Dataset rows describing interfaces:

.....

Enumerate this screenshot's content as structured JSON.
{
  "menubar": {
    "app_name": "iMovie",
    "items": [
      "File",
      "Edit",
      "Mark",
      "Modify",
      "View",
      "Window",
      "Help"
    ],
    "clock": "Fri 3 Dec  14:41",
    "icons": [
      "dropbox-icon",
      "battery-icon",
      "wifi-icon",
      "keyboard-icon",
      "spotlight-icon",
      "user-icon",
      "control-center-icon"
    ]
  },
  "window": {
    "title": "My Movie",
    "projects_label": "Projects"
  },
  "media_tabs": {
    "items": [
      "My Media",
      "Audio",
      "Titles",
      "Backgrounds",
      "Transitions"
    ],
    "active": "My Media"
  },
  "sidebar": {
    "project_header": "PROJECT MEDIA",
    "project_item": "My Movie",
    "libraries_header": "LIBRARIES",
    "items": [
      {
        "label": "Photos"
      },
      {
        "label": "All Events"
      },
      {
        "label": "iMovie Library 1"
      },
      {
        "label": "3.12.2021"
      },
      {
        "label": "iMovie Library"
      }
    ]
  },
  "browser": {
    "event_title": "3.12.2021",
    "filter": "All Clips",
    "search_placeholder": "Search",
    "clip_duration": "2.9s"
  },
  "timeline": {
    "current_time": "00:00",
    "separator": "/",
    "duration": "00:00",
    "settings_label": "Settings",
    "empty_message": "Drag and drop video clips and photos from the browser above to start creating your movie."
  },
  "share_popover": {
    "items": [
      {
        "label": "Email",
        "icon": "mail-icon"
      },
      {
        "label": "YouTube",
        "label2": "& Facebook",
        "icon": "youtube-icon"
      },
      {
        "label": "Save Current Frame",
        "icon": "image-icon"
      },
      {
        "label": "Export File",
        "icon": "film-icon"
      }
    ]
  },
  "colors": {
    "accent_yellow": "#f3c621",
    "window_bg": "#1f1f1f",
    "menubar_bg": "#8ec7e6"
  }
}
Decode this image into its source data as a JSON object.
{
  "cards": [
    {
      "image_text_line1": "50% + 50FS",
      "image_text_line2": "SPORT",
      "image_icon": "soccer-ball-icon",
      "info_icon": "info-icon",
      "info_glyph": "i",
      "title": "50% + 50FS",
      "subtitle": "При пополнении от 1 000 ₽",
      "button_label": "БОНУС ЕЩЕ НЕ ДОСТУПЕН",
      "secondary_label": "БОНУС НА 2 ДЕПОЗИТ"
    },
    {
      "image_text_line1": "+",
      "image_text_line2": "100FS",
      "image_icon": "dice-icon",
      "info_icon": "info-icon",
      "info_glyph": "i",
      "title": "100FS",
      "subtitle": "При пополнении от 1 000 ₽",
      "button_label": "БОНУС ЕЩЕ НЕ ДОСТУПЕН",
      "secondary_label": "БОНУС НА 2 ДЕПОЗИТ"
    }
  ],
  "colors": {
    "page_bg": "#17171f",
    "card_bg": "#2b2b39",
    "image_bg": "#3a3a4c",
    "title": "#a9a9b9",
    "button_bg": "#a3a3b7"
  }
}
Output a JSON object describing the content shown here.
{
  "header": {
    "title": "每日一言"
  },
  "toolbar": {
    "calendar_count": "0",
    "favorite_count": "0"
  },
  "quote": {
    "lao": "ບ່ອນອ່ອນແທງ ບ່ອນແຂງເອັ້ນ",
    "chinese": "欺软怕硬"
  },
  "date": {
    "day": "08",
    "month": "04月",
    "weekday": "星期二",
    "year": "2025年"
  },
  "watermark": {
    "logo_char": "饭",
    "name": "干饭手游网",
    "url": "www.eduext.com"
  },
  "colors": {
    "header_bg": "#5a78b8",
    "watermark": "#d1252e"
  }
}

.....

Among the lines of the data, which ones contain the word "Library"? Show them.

        "label": "iMovie Library 1"
        "label": "iMovie Library"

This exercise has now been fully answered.